Why go? Complete with mini waterfalls, it’s modelled on the Banff hot springs that travellers frequented more than 100 years ago. Unwind with a facial, wrap, soak or scrub followed by a lounge in the terrace pool, taking in the mountain views.
What is it? The Banff Gondola is made up of intimate four-seater cars, travelling up Sulphur Mountain to the summit ridge, and it’s the best way to take in the surrounding six mountain ranges all at once.
Why go? Thanks to the upper terminal being fitted with an observation deck, two restaurants – including the lauded Sky Bistro – and an interactive educational display, a trip on the Gondola is much more than breathtaking views.
What is it? Downtown Banff is tiny but powerful, with impressive peaks visible from every angle of Banff Ave beyond its quaint and lodge-like boutiques, restaurants and watering holes.
Why go? Between the locally sourced art, food and even craft beers, the high street has something for every mood or time of day. Try Alberta steak at The Maple Leaf or some of the hometown tipple at Banff Ave Brewing Co.
What is it? A store selling eponymous pastries made with hand-stretched dough, flattened and fried to resemble the broad tail of Canada’s national animal before being topped with sugar, cinnamon, fruit, chocolate fudge, or whatever other sweet treat you might fancy.
Why go? Less ubiquitous than Tim Hortons or poutine but just as quintessentially Canadian, BeaverTails are a warm and fluffy comfort on a snowy day.
What is it? The Johnston Canyon ice walk is a favorite for visitors between December and April. Hikers need snowshoes or ice cleats to take it on but can either go solo or as part of a guided tour.
Why go? For obvious reasons, this is a winter-only activity.
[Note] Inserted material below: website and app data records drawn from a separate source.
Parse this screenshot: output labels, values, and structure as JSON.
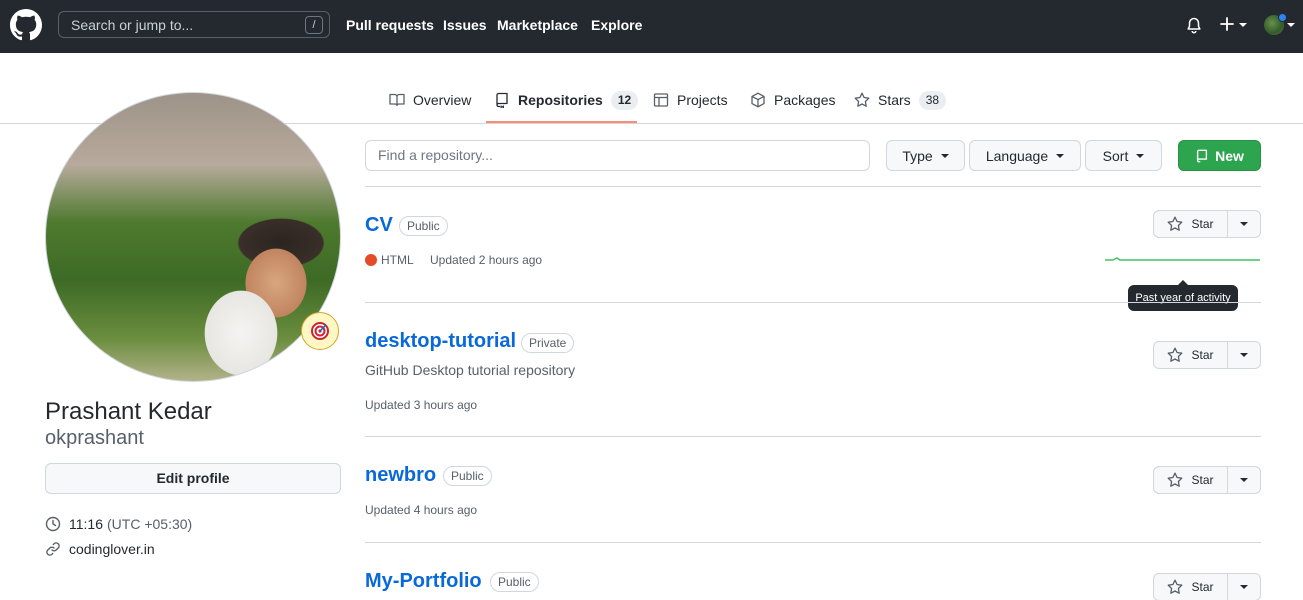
{
  "header": {
    "search_placeholder": "Search or jump to...",
    "search_shortcut": "/",
    "nav": [
      "Pull requests",
      "Issues",
      "Marketplace",
      "Explore"
    ]
  },
  "tabs": [
    {
      "label": "Overview",
      "icon": "book-icon"
    },
    {
      "label": "Repositories",
      "icon": "repo-icon",
      "count": "12",
      "active": true
    },
    {
      "label": "Projects",
      "icon": "table-icon"
    },
    {
      "label": "Packages",
      "icon": "package-icon"
    },
    {
      "label": "Stars",
      "icon": "star-icon",
      "count": "38"
    }
  ],
  "profile": {
    "full_name": "Prashant Kedar",
    "login": "okprashant",
    "edit_label": "Edit profile",
    "time": "11:16",
    "timezone": "(UTC +05:30)",
    "website": "codinglover.in"
  },
  "filters": {
    "find_placeholder": "Find a repository...",
    "type_label": "Type",
    "language_label": "Language",
    "sort_label": "Sort",
    "new_label": "New"
  },
  "repos": [
    {
      "name": "CV",
      "visibility": "Public",
      "language": "HTML",
      "language_color": "#e34c26",
      "updated": "Updated 2 hours ago"
    },
    {
      "name": "desktop-tutorial",
      "visibility": "Private",
      "description": "GitHub Desktop tutorial repository",
      "updated": "Updated 3 hours ago"
    },
    {
      "name": "newbro",
      "visibility": "Public",
      "updated": "Updated 4 hours ago"
    },
    {
      "name": "My-Portfolio",
      "visibility": "Public"
    }
  ],
  "star_label": "Star",
  "tooltip": "Past year of activity",
  "colors": {
    "accent_link": "#0969da",
    "new_button": "#2da44e",
    "header_bg": "#24292f",
    "tab_underline": "#fd8c73",
    "activity_line": "#40c463"
  }
}
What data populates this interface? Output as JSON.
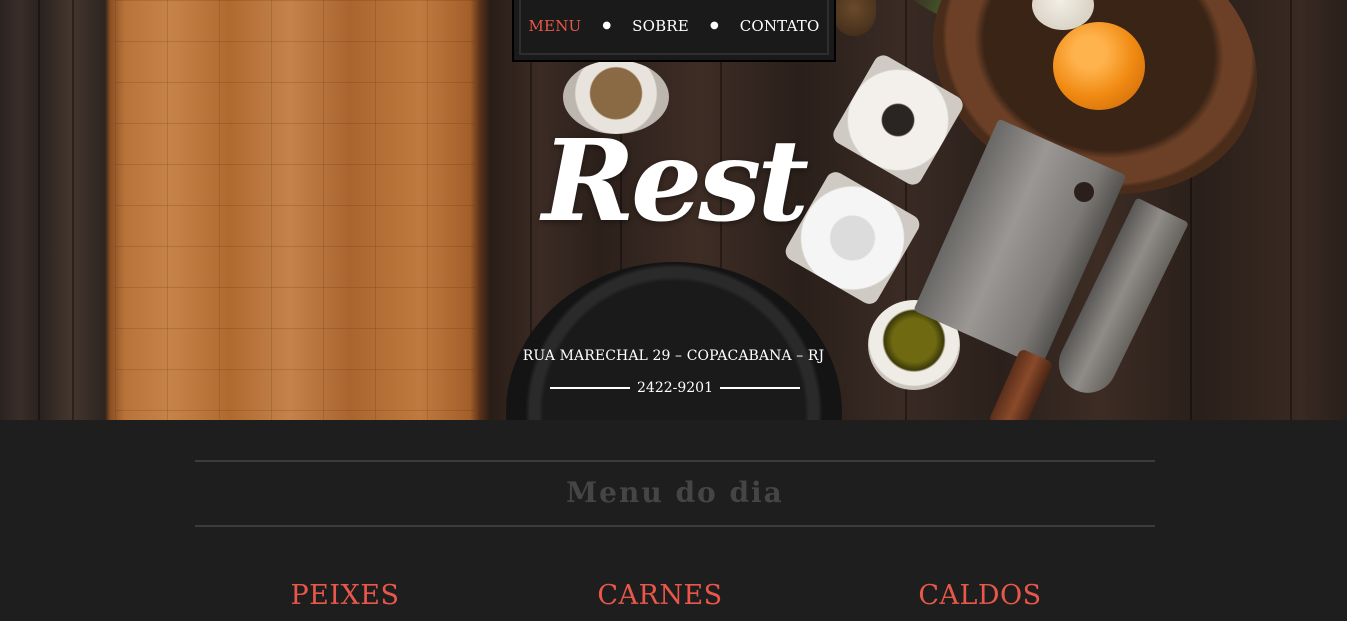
{
  "nav": {
    "items": [
      {
        "label": "MENU",
        "active": true
      },
      {
        "label": "SOBRE",
        "active": false
      },
      {
        "label": "CONTATO",
        "active": false
      }
    ]
  },
  "hero": {
    "logo": "Rest",
    "address": "RUA MARECHAL 29 – COPACABANA – RJ",
    "phone": "2422-9201"
  },
  "menu": {
    "title": "Menu do dia",
    "categories": [
      "PEIXES",
      "CARNES",
      "CALDOS"
    ]
  },
  "colors": {
    "accent": "#e9574a",
    "background": "#1e1e1e",
    "nav_background": "#1a1a1a",
    "muted_title": "#454545"
  }
}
However, if you are willing to brave the low temperatures, expect to see sparkling frozen waterfalls and otherworldly green mineral springs known as the Ink Pots.
What is it? The loftiest and snowiest of the ‘big three’ ski resorts in Banff National Park is just a 20-minute drive from Banff’s downtown.
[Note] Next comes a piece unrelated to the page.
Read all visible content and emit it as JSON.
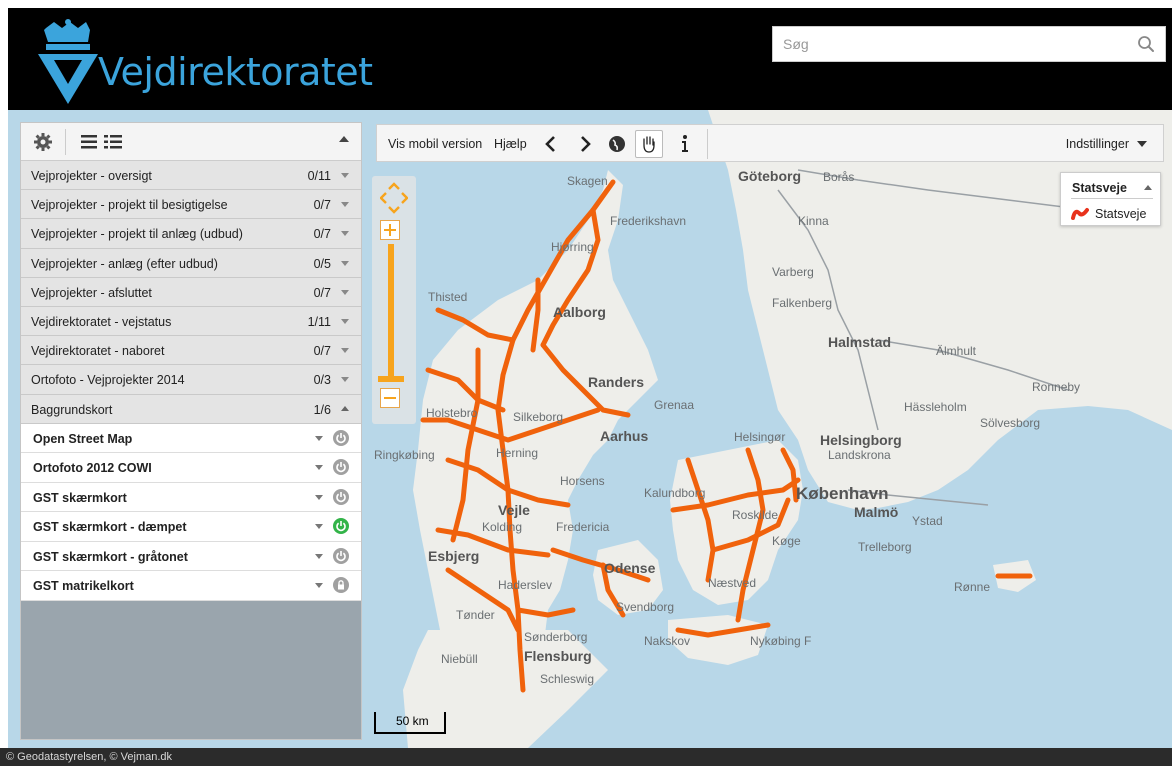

Why go? For aficionados of the slopes, Sunshine Village will never fail to impress. It’s the highest elevated resort in all of Canada (at 2,730m) and therefore boasts an exceptionally long ski season. To be extra close to the action, stay at the Sunshine Mountain Lodge, Banff’s only ski-in, ski-out hotel.
What is it? No one really knows. However, best bets are that this bizarre, tiny ‘sea monster’ is a Doctor Moreau-style creature assembled from various other taxidermied animals and made to look like a merman. The exhibit, located in the Banff Indian Trading Post, is likely more than 100 years old.
Why go? Certainly a unique experience, meeting the mummified ‘merman’ is a great addition for those looking to break up the scenic sights with something off-the-wall – and shrouded in mystery.
What is it? After a pair of dams were built in the first half of the twentieth century, the former Minnewanka Village was engulfed by rising waters. Its remaining structures can now only be seen by certified scuba divers (or trainees accompanied by one).
Why go? If you’re willing to brave the chill in the water, you will have the chance to explore the underwater ghost town – from house foundations to cellars, sidewalks and even a chimney – 1,450m above sea level.
What is it? There are several mountains around Banff with summits that can be reached without equipment, simply by way of hiking – and possibly some scrambling.
Why go? You may need a whole day to do some of the higher-altitude summit hikes, but there is nothing like feeling as if you’re touching the clouds after pushing yourself to the top. Block out up to six hours to top Mount Fairview, and eight for Cirque Peak.